REQUIRED WORK: The expected answer is a copy of every line in the listing that has the word "rank".

EXCERPTED RECORDS section start

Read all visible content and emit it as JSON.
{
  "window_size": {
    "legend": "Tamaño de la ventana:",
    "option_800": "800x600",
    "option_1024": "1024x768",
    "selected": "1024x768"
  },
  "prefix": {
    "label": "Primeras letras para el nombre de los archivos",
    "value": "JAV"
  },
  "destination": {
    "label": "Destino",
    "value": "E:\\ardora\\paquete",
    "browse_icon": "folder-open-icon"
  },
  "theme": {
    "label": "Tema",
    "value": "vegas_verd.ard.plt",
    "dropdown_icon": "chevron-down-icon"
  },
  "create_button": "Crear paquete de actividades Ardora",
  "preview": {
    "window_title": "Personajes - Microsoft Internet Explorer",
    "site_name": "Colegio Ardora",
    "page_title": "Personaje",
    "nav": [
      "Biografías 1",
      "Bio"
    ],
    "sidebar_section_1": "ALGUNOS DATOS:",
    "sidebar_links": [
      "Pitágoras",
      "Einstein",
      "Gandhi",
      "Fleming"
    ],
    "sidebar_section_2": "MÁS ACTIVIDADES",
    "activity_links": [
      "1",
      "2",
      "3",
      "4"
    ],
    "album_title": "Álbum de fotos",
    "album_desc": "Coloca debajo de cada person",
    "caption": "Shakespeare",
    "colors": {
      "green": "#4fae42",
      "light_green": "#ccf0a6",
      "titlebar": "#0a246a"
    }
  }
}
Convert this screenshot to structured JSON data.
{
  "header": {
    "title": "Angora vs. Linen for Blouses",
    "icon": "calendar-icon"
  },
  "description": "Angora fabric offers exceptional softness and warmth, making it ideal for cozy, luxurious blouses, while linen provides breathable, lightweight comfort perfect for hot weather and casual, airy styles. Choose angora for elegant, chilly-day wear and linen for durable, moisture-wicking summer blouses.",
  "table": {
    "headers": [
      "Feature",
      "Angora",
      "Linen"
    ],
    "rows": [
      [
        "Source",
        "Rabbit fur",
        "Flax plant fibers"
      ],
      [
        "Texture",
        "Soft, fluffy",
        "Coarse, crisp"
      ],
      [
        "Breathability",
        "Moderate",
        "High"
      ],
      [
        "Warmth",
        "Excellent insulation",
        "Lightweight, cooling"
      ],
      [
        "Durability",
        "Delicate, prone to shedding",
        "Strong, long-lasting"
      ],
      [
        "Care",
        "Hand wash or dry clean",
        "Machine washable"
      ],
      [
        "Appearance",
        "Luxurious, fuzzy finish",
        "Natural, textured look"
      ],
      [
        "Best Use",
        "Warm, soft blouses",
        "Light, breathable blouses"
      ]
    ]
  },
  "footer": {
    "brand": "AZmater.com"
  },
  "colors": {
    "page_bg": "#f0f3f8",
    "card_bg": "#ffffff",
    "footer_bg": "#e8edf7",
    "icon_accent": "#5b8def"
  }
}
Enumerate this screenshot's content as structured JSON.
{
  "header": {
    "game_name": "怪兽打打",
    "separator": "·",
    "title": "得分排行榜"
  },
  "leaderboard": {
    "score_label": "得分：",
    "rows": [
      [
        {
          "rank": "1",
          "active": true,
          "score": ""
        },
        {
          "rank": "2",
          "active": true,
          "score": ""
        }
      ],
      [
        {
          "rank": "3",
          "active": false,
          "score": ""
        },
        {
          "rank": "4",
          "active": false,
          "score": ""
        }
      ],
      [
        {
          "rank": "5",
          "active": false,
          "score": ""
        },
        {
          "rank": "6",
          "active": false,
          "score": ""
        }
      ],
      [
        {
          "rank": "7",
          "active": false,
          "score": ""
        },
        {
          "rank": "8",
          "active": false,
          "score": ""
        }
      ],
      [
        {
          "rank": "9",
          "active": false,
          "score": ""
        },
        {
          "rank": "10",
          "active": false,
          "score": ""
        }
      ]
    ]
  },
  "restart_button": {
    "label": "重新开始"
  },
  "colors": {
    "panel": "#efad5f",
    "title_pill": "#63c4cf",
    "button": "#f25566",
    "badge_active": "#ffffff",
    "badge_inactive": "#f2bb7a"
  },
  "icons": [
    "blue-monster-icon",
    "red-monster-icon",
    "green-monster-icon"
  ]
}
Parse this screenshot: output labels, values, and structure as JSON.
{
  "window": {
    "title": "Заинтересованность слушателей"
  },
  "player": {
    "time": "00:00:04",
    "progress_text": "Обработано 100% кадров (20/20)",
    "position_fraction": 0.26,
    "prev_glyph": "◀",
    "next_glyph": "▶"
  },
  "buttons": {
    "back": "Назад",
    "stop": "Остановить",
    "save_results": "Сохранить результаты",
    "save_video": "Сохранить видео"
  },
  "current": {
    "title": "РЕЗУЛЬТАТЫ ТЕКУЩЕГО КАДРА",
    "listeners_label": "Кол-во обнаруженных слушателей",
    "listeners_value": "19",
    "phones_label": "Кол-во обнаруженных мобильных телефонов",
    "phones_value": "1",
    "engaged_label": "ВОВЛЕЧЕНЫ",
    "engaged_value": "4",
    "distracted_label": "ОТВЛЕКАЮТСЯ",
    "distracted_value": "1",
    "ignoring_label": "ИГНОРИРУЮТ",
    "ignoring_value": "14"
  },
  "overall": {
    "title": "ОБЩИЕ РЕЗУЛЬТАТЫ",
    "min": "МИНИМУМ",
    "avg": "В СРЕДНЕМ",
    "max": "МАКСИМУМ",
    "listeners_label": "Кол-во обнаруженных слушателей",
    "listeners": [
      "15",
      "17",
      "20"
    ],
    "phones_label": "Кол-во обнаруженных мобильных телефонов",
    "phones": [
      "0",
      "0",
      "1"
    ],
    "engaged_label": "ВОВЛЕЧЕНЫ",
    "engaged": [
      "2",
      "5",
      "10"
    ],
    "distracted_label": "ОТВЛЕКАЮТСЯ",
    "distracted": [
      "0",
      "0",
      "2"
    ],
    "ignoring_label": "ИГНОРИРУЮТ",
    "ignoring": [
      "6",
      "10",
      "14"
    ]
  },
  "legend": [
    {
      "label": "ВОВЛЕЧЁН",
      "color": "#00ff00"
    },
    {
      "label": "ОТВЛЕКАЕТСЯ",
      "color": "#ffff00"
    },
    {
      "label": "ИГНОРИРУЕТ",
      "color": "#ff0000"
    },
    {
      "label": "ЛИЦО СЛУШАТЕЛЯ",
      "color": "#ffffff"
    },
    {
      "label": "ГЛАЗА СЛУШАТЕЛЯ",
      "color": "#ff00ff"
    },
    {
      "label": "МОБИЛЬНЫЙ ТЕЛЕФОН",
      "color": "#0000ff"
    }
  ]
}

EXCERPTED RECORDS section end

SOLUTION TO THIS EXERCISE:
          "rank": "1",
          "rank": "2",
          "rank": "3",
          "rank": "4",
          "rank": "5",
          "rank": "6",
          "rank": "7",
          "rank": "8",
          "rank": "9",
          "rank": "10",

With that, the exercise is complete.